Required action
What you return should be the full listing, word for word, without a single image.

Records to process
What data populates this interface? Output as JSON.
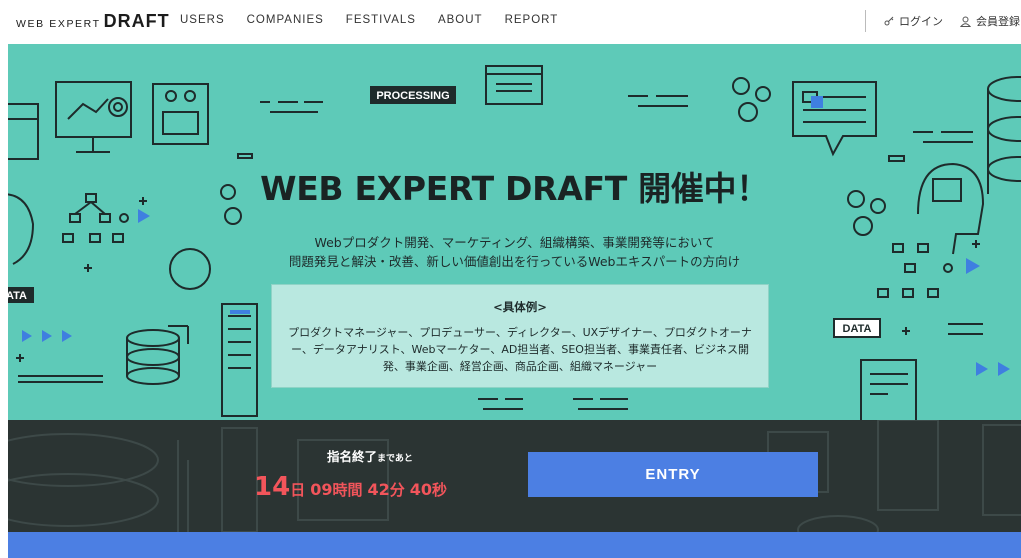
{
  "header": {
    "logo_small": "WEB EXPERT",
    "logo_big": "DRAFT",
    "nav": [
      "USERS",
      "COMPANIES",
      "FESTIVALS",
      "ABOUT",
      "REPORT"
    ],
    "login": "ログイン",
    "register": "会員登録"
  },
  "hero": {
    "title": "WEB EXPERT DRAFT 開催中！",
    "description_line1": "Webプロダクト開発、マーケティング、組織構築、事業開発等において",
    "description_line2": "問題発見と解決・改善、新しい価値創出を行っているWebエキスパートの方向け",
    "examples_title": "<具体例>",
    "examples_text": "プロダクトマネージャー、プロデューサー、ディレクター、UXデザイナー、プロダクトオーナー、データアナリスト、Webマーケター、AD担当者、SEO担当者、事業責任者、ビジネス開発、事業企画、経営企画、商品企画、組織マネージャー",
    "decor_labels": {
      "processing": "PROCESSING",
      "data_left": "ATA",
      "data_right": "DATA"
    }
  },
  "countdown": {
    "label_main": "指名終了",
    "label_small": "まであと",
    "days": "14",
    "days_unit": "日",
    "hours": "09",
    "hours_unit": "時間",
    "minutes": "42",
    "minutes_unit": "分",
    "seconds": "40",
    "seconds_unit": "秒"
  },
  "entry_button": "ENTRY",
  "colors": {
    "hero_bg": "#5ecab8",
    "band_bg": "#2b3433",
    "accent_blue": "#4c7fe3",
    "countdown_red": "#f2555b"
  }
}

Expected answer
What data populates this interface? Output as JSON.
{
  "header": {
    "logo_small": "WEB EXPERT",
    "logo_big": "DRAFT",
    "nav": [
      "USERS",
      "COMPANIES",
      "FESTIVALS",
      "ABOUT",
      "REPORT"
    ],
    "login": "ログイン",
    "register": "会員登録"
  },
  "hero": {
    "title": "WEB EXPERT DRAFT 開催中！",
    "description_line1": "Webプロダクト開発、マーケティング、組織構築、事業開発等において",
    "description_line2": "問題発見と解決・改善、新しい価値創出を行っているWebエキスパートの方向け",
    "examples_title": "<具体例>",
    "examples_text": "プロダクトマネージャー、プロデューサー、ディレクター、UXデザイナー、プロダクトオーナー、データアナリスト、Webマーケター、AD担当者、SEO担当者、事業責任者、ビジネス開発、事業企画、経営企画、商品企画、組織マネージャー",
    "decor_labels": {
      "processing": "PROCESSING",
      "data_left": "ATA",
      "data_right": "DATA"
    }
  },
  "countdown": {
    "label_main": "指名終了",
    "label_small": "まであと",
    "days": "14",
    "days_unit": "日",
    "hours": "09",
    "hours_unit": "時間",
    "minutes": "42",
    "minutes_unit": "分",
    "seconds": "40",
    "seconds_unit": "秒"
  },
  "entry_button": "ENTRY",
  "colors": {
    "hero_bg": "#5ecab8",
    "band_bg": "#2b3433",
    "accent_blue": "#4c7fe3",
    "countdown_red": "#f2555b"
  }
}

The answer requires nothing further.